Exercise instructions:
For the entries below, work out how many lines contain the string "Lampung" and write only the number.

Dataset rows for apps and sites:
——
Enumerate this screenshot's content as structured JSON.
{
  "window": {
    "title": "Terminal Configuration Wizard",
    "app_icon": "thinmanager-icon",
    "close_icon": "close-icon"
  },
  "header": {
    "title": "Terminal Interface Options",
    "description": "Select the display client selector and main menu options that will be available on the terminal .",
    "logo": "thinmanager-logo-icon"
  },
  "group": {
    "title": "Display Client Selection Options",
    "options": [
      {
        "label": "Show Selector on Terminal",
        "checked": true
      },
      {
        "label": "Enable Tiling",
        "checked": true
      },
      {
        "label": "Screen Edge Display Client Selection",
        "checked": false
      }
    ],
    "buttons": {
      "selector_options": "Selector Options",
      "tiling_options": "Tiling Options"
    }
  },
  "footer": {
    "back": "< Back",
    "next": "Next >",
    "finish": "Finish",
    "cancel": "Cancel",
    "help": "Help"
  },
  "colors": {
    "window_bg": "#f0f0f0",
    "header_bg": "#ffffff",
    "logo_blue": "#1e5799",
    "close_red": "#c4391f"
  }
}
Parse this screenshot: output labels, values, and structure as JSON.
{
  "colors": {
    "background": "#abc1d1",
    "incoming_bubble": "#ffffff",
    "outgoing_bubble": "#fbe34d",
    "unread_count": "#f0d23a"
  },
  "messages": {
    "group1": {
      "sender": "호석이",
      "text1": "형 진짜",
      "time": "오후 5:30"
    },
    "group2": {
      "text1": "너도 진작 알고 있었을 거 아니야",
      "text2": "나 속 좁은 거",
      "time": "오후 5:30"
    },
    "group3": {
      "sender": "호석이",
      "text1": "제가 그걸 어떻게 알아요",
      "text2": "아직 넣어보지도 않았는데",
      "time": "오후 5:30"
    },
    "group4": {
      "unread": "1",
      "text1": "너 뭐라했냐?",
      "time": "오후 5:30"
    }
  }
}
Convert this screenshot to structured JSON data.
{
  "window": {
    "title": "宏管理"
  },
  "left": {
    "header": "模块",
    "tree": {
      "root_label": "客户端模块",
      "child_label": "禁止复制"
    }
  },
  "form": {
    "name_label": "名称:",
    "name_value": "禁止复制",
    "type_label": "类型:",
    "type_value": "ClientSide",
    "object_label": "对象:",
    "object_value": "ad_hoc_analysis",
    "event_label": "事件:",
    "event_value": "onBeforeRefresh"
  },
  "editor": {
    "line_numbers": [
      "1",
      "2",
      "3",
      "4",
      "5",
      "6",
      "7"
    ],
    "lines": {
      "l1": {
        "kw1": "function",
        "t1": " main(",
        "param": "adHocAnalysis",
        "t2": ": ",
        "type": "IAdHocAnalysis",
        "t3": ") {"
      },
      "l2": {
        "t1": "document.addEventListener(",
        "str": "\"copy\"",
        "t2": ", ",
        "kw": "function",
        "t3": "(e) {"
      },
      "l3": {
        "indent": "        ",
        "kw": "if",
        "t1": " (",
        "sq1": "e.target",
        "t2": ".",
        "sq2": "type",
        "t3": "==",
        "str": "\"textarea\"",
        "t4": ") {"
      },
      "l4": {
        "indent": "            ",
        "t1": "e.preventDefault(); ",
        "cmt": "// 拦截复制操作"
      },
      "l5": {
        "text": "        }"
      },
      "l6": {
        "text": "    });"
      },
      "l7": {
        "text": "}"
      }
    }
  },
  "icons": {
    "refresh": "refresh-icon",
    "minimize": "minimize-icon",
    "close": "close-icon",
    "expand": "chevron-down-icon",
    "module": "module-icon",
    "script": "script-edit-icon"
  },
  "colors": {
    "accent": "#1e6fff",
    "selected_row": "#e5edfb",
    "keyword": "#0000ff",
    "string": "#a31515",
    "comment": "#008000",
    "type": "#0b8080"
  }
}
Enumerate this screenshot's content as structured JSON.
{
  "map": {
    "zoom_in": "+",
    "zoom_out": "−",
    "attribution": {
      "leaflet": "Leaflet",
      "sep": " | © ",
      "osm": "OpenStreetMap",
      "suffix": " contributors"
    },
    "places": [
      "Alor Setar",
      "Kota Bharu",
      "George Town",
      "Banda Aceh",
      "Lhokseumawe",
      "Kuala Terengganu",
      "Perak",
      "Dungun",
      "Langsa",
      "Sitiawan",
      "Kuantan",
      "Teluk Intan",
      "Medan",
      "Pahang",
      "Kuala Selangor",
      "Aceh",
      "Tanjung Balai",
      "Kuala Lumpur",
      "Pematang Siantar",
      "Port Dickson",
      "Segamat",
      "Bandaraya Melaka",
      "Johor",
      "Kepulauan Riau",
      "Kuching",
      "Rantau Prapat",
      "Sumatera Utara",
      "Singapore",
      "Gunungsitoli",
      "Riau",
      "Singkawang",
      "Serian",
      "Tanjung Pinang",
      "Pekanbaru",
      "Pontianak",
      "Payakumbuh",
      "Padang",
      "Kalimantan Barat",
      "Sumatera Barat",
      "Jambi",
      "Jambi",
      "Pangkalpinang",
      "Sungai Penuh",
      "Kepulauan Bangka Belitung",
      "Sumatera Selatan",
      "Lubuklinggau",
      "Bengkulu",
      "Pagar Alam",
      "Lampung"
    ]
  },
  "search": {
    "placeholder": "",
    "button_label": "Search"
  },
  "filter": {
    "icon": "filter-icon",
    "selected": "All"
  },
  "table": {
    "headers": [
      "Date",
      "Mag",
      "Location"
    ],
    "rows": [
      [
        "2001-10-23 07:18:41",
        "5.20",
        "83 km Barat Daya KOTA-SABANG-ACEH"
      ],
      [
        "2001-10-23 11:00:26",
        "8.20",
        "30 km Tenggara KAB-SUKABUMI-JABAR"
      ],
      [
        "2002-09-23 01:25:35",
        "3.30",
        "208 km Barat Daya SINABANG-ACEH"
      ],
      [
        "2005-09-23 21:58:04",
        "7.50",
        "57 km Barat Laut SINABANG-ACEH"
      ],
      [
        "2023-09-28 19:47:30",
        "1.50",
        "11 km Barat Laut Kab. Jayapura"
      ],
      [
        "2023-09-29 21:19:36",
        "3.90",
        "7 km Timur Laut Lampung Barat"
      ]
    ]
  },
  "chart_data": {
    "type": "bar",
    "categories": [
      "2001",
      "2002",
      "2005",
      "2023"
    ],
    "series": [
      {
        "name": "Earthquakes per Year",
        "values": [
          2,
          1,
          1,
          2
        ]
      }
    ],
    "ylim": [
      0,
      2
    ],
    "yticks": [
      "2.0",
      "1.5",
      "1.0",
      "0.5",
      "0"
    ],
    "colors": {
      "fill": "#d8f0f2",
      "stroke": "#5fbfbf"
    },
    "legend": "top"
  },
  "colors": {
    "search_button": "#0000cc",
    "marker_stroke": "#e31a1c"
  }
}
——
Result of the exercise:
2